  • Gershtenson, Joseph. "Mobilization Strategies of the Democrats and Republicans, 1956–2000", Political Research Quarterly Vol. 56, No. 3 (Sep. 2003), pp. 293–308. JSTOR 3219790.
  • Green, John C. and Paul S. Herrnson. "Party Development in the Twentieth Century: Laying the Foundations for Responsible Party Government?" (2000)
  • Hamby, Alonzo. Liberalism and Its Challengers: From F.D.R. to Bush (1992).
  • Jensen, Richard. "The Last Party System: Decay of Consensus, 1932–1980", in The Evolution of American Electoral Systems (Paul Kleppner et al. eds.) (1981) pp. 219–225.
  • Kazin, Michael. What It Took to Win: A History of the Democratic Party (2022)excerpt
  • Ladd, Everett Carll Jr., with Charles D. Hadley. Transformations of the American Party System: Political Coalitions from the New Deal to the 1970s 2nd ed. (1978).
  • Leuchtenburg, William E. In the Shadow of FDR: From Harry Truman to George W. Bush (2001)
  • Levine, Jeffrey; Carmines, Edward G.; and Huckfeldt, Robert. "The Rise of Ideology in the Post-New Deal Party System, 1972–1992". American Politics Quarterly (1997) 25(1): 19–34. ISSN 0044-7803. Argues that the social basis of the New Deal party system has weakened. The result is ideology shapes partisan support.
  • Manza, Jeff and Clem Brooks; Social Cleavages and Political Change: Voter Alignments and U.S. Party Coalitions.
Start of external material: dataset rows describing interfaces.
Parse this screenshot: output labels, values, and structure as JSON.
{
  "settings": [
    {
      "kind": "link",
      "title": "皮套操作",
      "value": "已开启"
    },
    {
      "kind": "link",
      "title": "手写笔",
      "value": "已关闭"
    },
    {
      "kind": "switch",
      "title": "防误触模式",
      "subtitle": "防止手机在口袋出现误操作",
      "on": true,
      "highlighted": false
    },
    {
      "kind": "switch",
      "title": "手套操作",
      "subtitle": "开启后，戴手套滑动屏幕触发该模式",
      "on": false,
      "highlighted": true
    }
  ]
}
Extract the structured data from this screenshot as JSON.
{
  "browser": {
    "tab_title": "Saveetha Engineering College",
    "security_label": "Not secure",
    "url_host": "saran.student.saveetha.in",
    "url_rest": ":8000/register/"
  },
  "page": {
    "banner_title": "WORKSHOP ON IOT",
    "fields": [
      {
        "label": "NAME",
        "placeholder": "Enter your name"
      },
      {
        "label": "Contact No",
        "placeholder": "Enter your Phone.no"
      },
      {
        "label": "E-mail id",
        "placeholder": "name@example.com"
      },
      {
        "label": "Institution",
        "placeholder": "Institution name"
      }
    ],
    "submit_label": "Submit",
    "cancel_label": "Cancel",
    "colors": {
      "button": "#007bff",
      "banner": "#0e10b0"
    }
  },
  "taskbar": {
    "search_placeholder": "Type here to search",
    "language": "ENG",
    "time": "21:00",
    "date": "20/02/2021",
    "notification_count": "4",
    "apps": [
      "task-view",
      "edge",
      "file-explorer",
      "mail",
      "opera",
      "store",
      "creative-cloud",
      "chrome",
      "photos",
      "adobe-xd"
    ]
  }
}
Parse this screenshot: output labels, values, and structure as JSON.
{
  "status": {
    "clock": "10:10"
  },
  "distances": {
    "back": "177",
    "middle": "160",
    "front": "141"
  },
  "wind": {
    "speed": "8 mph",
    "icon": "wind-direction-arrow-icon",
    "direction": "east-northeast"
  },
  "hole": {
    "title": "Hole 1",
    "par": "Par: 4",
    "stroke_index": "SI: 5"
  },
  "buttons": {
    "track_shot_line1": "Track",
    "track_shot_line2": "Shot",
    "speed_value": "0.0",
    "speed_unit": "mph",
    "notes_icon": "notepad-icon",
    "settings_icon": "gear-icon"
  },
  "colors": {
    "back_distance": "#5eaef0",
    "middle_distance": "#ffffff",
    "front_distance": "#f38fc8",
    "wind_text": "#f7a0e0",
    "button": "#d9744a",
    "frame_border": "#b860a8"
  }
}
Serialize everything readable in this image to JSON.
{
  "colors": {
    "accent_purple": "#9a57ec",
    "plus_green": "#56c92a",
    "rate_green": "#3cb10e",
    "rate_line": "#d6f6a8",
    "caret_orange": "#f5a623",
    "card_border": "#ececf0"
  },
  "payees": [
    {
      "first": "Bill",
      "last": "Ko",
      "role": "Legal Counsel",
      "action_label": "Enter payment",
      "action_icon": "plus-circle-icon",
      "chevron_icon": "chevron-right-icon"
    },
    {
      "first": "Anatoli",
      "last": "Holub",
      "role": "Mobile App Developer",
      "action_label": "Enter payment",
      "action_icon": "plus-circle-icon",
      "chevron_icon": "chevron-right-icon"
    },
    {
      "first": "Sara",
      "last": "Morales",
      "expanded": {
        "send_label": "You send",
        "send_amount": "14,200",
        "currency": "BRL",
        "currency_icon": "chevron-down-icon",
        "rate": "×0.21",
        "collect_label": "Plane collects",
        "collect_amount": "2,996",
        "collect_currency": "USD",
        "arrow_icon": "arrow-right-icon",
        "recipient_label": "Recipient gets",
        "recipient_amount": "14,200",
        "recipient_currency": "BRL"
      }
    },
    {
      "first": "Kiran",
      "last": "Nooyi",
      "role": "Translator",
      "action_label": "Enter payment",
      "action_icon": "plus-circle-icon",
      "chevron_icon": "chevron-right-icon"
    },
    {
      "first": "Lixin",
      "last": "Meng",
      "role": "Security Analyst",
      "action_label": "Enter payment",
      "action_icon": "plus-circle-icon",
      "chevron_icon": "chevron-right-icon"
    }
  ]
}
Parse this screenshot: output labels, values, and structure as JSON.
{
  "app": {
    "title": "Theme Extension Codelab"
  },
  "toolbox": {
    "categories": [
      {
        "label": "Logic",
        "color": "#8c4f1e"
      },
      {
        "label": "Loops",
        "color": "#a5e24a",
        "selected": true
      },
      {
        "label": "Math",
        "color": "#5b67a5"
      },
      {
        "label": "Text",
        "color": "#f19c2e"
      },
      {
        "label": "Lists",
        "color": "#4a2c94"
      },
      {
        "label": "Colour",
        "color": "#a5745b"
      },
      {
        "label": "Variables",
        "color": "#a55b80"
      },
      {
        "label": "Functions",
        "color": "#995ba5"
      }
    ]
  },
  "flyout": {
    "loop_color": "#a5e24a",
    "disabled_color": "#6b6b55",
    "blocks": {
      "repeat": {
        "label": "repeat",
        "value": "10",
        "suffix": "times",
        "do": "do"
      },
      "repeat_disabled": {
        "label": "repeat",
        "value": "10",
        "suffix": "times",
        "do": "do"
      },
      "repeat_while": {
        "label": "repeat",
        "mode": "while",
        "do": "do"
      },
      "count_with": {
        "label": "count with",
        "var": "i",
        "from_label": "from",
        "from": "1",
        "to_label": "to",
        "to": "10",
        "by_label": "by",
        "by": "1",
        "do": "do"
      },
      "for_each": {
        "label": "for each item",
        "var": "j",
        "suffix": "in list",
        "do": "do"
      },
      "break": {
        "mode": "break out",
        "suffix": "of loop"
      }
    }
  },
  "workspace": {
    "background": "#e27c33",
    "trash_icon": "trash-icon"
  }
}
Oxford University Press, 1999.
  • Manza, Jeff; "Political Sociological Models of the U.S. New Deal". Annual Review of Sociology, 2000. pp. 297+
  • Milkis, Sidney M. and Jerome M. Mileur, eds. The New Deal and the Triumph of Liberalism (2002)
  • Milkis, Sidney M. The President and the Parties: The Transformation of the American Party System Since the New Deal (1993)
  • Murphy, Paul L. ed. "The New Deal Realignment and the Fifth-Party System, 1928-1948" in Paul L. Murphy, ed., Political Parties in American History: 1890-present (vol 3. 1974) pp. 1109-1246.
  • Paulson, Arthur. Electoral Realignment and the Outlook for American Democracy (2006)
  • Pederson, William D. ed. A Companion to Franklin D. Roosevelt (Blackwell Companions to American History) (2011)
  • Riccards, Michael P., and Cheryl A. Flagg eds. Party Politics in the Age of Roosevelt: The Making of Modern America (2022) excerpt
  • Robinson, Edgar Eugene. They Voted for Roosevelt: The Presidential Vote, 1932–1944 (1947). Statistical tables of votes by county.
  • Schlesinger, Arthur Jr., ed. History of American Presidential Elections, 1789–2008 (2011). 3 vol and 11 vol editions; detailed analysis of each election, with primary documents; online v. 1. 1789–1824 – v. 2. 1824–1844 – v. 3. 1848–1868 – v. 4. 1872–1888 – v. 5. 1892–1908 – v. 6. 1912–1924 – v. 7. 1928–1940 – v. 8. 1944–1956 – v. 9. 1960–1968 – v. 10. 1972–1984 – v. 11. 1988–001
  • Shafer, Byron E. and Anthony J. Badger, eds. Contesting Democracy: Substance and Structure in American Political History, 1775–2000 (2001)
  • Sternsher, Bernard. "The New Deal Party System: A Reappraisal". Journal of Interdisciplinary History v.15#1 (Summer 1984), pp. 53–81. JSTOR 203594.
  • Sternsher, Bernard. "The Emergence of the New Deal Party System: A Problem in Historical Analysis of Voter Behavior". Journal of Interdisciplinary History, v.6#1 (Summer 1975), pp. 127–49. JSTOR 202828.
  • Sitkoff, Harvard. "Harry Truman and the Election of 1948: The Coming of Age of Civil Rights in American Politics". Journal of Southern History Vol. 37, No. 4 (Nov. 1971), pp. 597–616 JSTOR 2206548.
  • Sundquist, James L. Dynamics of the Party System: Alignment and Realignment of Political Parties in the United States, (1983)